I was transferred to the juvenile home for delinquents as they called it. I had heard from my earlier home that this was the worst place to be. There couldn’t be a place as bad as this. Here they did not discipline you. They simply hit you first and asked questions later. Mama and dada I took a last look at and when I passed by them as I was being led away, I told them “Don’t ever come and see me there. I don’t want you coming to such a place to visit me. If you come there I will refuse to see you.” I then walked away without another word.
My first day in the home was the worst. The minute I entered the place I was stripped, given a cold washing over and then powdered down, and then told to stand in a line with the other kids. We were all then introduced to the head officer there. We were to address him by ‘sir’ but the word we associated with him with was ‘pain’. Needless to say my experiences in there were not the ones I would like to share with y’all.”

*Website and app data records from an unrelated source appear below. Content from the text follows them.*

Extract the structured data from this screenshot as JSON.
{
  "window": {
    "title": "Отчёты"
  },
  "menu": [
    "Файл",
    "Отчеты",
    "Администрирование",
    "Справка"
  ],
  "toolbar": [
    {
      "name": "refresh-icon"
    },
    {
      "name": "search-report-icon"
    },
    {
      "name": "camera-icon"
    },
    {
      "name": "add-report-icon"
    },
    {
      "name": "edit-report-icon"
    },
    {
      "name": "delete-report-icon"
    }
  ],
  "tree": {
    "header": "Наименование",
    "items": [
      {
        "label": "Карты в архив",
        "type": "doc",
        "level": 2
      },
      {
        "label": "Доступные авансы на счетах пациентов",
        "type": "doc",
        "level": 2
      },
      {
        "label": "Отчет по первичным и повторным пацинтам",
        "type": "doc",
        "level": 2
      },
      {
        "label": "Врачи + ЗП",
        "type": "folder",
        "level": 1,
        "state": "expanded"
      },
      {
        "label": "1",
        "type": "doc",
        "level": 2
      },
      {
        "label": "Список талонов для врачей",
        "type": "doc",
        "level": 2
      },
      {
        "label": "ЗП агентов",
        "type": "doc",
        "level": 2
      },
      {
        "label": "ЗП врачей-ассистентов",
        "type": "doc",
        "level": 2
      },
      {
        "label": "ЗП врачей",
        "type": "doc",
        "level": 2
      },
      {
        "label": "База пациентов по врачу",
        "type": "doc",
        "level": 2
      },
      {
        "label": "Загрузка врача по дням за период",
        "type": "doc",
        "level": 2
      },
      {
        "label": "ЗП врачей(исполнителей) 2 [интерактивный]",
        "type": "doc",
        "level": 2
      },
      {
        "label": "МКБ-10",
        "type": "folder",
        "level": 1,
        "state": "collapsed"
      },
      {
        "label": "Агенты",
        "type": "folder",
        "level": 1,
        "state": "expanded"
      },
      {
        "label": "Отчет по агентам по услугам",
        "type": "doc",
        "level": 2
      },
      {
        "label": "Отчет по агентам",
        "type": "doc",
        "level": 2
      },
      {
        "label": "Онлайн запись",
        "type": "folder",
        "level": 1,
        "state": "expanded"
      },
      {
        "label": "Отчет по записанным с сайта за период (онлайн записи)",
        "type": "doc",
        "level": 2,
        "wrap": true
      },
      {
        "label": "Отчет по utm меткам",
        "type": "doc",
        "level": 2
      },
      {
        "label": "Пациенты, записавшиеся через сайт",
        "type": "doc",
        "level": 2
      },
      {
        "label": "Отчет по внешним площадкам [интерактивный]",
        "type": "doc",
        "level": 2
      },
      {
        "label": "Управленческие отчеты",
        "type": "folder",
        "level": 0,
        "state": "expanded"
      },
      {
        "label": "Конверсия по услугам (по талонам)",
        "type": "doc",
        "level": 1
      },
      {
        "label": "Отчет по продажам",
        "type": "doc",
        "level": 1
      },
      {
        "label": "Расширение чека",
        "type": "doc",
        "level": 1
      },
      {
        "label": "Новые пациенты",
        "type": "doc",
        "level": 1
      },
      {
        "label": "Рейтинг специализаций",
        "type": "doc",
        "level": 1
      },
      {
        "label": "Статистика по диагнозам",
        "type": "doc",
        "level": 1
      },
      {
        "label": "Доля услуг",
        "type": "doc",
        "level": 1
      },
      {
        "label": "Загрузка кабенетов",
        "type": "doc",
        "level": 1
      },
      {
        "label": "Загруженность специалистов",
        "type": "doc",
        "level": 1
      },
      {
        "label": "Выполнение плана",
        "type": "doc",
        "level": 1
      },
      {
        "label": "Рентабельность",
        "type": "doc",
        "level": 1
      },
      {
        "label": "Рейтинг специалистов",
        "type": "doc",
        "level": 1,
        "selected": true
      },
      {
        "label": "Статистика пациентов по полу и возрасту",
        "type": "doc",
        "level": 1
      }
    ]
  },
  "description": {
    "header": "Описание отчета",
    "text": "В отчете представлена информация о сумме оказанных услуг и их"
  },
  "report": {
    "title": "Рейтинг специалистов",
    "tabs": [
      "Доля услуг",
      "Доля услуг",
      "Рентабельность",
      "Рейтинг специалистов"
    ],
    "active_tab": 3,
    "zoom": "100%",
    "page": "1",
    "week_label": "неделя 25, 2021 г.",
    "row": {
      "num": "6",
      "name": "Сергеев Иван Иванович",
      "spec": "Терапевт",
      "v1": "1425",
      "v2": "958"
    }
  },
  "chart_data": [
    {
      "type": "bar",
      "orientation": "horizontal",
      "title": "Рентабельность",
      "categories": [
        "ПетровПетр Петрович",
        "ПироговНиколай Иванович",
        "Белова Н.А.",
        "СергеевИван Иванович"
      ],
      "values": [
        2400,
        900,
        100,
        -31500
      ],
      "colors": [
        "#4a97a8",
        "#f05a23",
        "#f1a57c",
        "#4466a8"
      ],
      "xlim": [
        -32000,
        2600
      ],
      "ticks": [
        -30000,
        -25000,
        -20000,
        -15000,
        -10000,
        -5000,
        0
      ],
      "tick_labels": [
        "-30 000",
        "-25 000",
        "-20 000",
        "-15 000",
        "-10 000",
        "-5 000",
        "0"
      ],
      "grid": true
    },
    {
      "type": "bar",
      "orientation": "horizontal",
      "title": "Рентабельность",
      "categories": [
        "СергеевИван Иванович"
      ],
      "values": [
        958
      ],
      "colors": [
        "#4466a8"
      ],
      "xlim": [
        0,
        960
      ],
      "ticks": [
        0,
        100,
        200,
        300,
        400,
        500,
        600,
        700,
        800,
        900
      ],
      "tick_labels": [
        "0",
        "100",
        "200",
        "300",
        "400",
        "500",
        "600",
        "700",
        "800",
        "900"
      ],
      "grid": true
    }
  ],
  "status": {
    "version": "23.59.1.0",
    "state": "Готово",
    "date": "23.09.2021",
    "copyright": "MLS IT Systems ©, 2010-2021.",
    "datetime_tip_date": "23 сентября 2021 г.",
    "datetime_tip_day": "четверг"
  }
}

The worst incident that took place was on the night before my parole. I had gone up in front of the parole board and I had not told them a word of the abuse I suffered inside. I didn’t tell them of the rapes that occurred inside at the hands of the cops; neither did I tell them of the beatings we received or how they leased us out to contract laborers. I smiled and told them that I was happy in the home and that I was content. I had reformed. I had become a better person. I had changed and I said that I was sorry for what I had done. They were happy. I had said all that they wanted to hear. They were thrilled. They signed my papers and I was to go out on parole. I hadn’t been out in 6 years. I couldn’t wait to get out. That night as I was serving in the mess, the new sergeant in the block came up to us and asked where Lionel was. Lionel was the youngest amongst us. He was only 9. He had been implicated in some shooting that he had played no part in. The look on the sergeants face said it all. He wanted Lionel tonight. That night when they came to get Lionel, I offered to take Lionel to the room. Once inside, the sergeant told me I could leave. He then pushed Lionel onto his knees. I couldn’t take it. The kid was too young. This shouldn’t be happening. I saw his baton on the table and the next thing I knew I was pummeling his head again and again. I remember being pulled away from his body by three cops. They had heard the screams and come running in.” The kid had killed a cop. No wonder they had sped up the process. We all looked at each other. None of us knew what to say. He had chosen to tell us this. I couldn’t imagine it. The pain and the agony he must have gone through would have been unbearable. After all that pain he must have been looking forward to death. At least he would be put out of his misery.